Karissa Wilbur compiled a standout high school career with the McGraw varsity girls basketball team, which includes scoring over 1,200 career points.
A class of 2021 graduate, Karissa’s greatness rings true, and her legacy will be defined as one of the most dominant basketball players to come out of the Lady Eagles’ varsity program.The common question that people have is – ‘what’s next’?
Wilbur has decided to stay close to home, where she will compete for Coach David Stevenson and the Tompkins Cortland Community College women’s basketball team.
Karissa’s varsity career spread throughout five seasons, from eighth grade to her senior year with the Lady Eagles. As Charles Dickens would say, she’s truly seen “the best of times and the worst of times”. Wilbur trusted the process, and she helped the program increase in wins from zero win seasons to seasons with double digit wins and sectional games.
At the point guard position for a majority of her life (with some time at shooting guard sprinkled in), Karissa has been playing basketball since the fifth grade. She played a season on McGraw’s modified girls basketball team as a seventh grader, before moving up to varsity in eighth grade.
Jason Wilbur, Karissa’s father and head coach when Karissa was in 10th and 11th grade, said Karissa was the anchor for the Lady Eagles in her time with the varsity squad.
Karissa led a Lady Eagles team that went from just one win when she was in eighth grade, to making the Section III playoffs in Karissa’s sophomore and junior seasons.
In Karissa’s junior campaign, the Lady Eagles went 12-8 during the regular season and hosted a sectional playoff game, which Jason said was “unheard of” in the McGraw area.
“From my family to my friends, I think they definitely got my confidence up about it,” she said. “It was exciting to have all those people in the stands. Even Coach Stevenson was there to witness it.”
Due to the COVID-19 pandemic, Karissa’s senior season almost didn’t happen. But, the Lady Eagles finished with a 5-2 record in a brief 2021 season.
Karissa ended her career with over 1,200 points, but she would’ve had more if the pandemic didn’t shorten the 2020-2021 season. During her last season with the Lady Eagles, Karissa averaged 15 points per game through the seven-game, shortened season.
The normal number of regular-season games in a varsity girls basketball season is around 19 or 20. If Karissa played in 13 more games during the 2021 season and continued to average 15 PPG, her career point total would’ve been slightly under 1,400 (1,397).
Karissa said the thought of almost not having her senior season “was disappointing” at first.
“I was looking forward to college, but I still wanted to get on the court to improve my skills and get ready to play in college,” she said.
Karissa mentioned the biggest strength of her game when playing basketball is the ability to read the court and “get the ball to my teammates, but also knock down shots” in certain moments.
It’s what is preparing Karissa for the next level of basketball with the Tompkins Cortland Community College Panthers.
“I really like the idea of playing for Coach Stevenson and for this team,” she said.
She also likes the idea of the college “being close to home,” a 20-minute drive from McGraw to Dryden.
“I’m looking forward to playing basketball in college,” she said. “I’m really excited and I can’t wait.”
While attending college, Karissa plans to major in nursing.

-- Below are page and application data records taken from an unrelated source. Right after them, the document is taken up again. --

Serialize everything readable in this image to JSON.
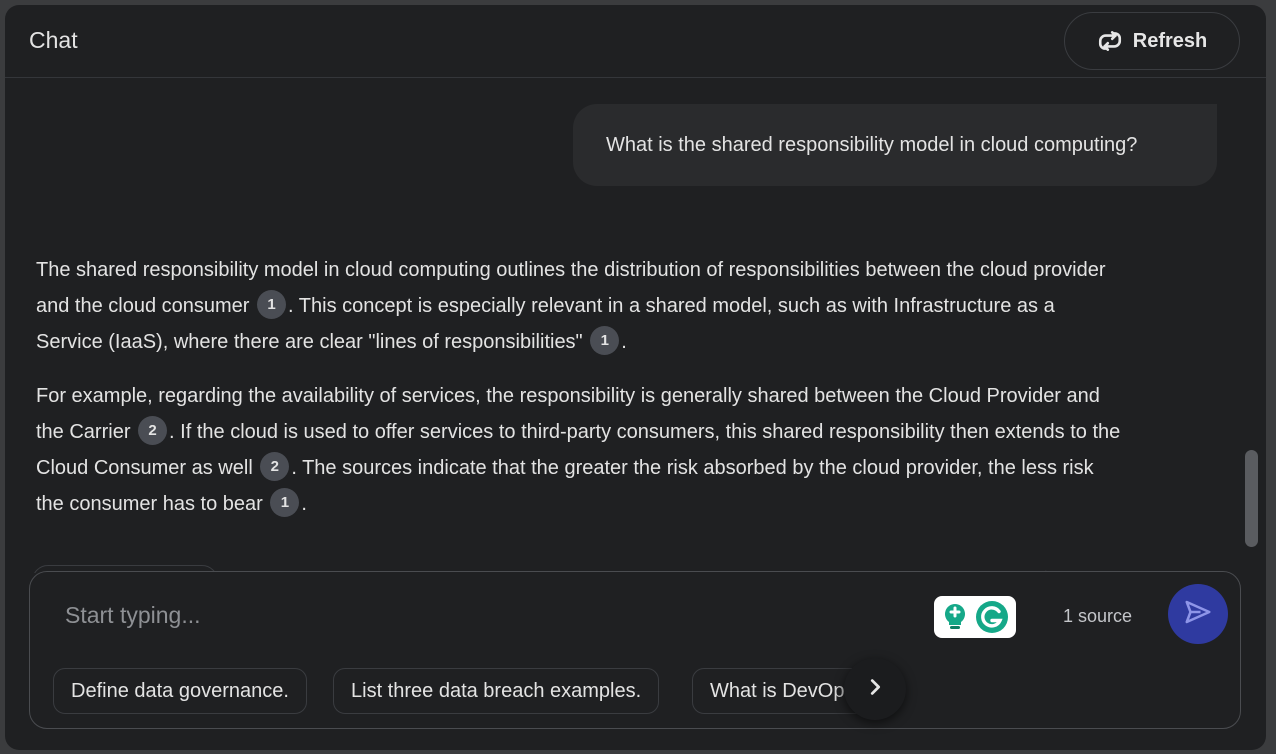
{
  "header": {
    "title": "Chat",
    "refresh_label": "Refresh",
    "refresh_icon": "refresh-icon"
  },
  "conversation": {
    "user_message": "What is the shared responsibility model in cloud computing?",
    "answer": {
      "p1": {
        "s1": "The shared responsibility model in cloud computing outlines the distribution of responsibilities between the cloud provider and the cloud consumer",
        "c1": "1",
        "s2": ". This concept is especially relevant in a shared model, such as with Infrastructure as a Service (IaaS), where there are clear \"lines of responsibilities\"",
        "c2": "1",
        "s3": "."
      },
      "p2": {
        "s1": "For example, regarding the availability of services, the responsibility is generally shared between the Cloud Provider and the Carrier",
        "c1": "2",
        "s2": ". If the cloud is used to offer services to third-party consumers, this shared responsibility then extends to the Cloud Consumer as well",
        "c2": "2",
        "s3": ". The sources indicate that the greater the risk absorbed by the cloud provider, the less risk the consumer has to bear",
        "c3": "1",
        "s4": "."
      }
    }
  },
  "composer": {
    "placeholder": "Start typing...",
    "source_count": "1 source",
    "send_icon": "send-icon",
    "grammarly_icon": "grammarly-icon",
    "suggestions": [
      "Define data governance.",
      "List three data breach examples.",
      "What is DevOps?"
    ],
    "next_icon": "chevron-right-icon"
  },
  "colors": {
    "panel_bg": "#1f2022",
    "page_bg": "#3b3c3e",
    "user_bubble": "#2a2b2d",
    "citation_bg": "#4a4d54",
    "send_button": "#2f3aa0",
    "grammarly_green": "#15c39a"
  }
}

She noted that she won’t be full-on studying nursing until her sophomore year, due to her late decision on picking a major.
Karissa considered picking criminal justice as a major at first, but had a sudden interest in nursing a few months ago during the pandemic. As she did on the basketball court, Wilbur wants to make just as big of a difference off the courtonce she has her college degree.
“I want to be in the medical field,” she said. “I like the idea of helping people. I also partially wanted to get into nursing because of the pandemic.”
Since the college she’s going to is only a two-year institution, Karissa has her sights on continuing her education at another college down the road. She may also extend her basketball career past her time with the Panthers.
Karissa had some advice for young females looking to play basketball in high school and potentially in college.
“I’d tell them to keep working hard even if you don’t get the recognition you think you need,” she said. “Keep working hard and always get to that goal.”